■ **Work required**:
Which lines of the listing hold the string "legend"? Copy those lines.

■ **Provided data**:
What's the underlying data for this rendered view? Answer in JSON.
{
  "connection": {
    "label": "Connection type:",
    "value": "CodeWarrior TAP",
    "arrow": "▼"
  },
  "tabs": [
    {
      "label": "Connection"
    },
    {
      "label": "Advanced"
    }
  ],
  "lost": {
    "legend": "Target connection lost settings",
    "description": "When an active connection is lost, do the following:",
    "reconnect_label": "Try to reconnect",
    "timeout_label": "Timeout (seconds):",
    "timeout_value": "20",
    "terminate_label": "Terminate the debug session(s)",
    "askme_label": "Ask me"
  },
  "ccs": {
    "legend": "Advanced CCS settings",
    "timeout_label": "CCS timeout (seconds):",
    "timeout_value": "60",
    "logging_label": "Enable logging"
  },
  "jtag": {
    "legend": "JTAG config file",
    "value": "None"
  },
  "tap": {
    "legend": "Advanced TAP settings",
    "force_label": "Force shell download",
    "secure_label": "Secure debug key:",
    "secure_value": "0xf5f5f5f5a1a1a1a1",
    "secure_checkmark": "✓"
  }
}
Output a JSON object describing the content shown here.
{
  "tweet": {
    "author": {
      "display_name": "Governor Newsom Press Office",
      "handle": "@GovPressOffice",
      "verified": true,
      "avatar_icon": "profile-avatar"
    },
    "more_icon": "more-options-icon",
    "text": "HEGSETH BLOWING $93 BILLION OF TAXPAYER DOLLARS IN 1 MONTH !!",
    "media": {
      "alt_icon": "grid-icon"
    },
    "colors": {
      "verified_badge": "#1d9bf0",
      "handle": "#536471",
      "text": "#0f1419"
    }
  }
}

■ **Exercise solution**:
    "legend": "Target connection lost settings",
    "legend": "Advanced CCS settings",
    "legend": "JTAG config file",
    "legend": "Advanced TAP settings",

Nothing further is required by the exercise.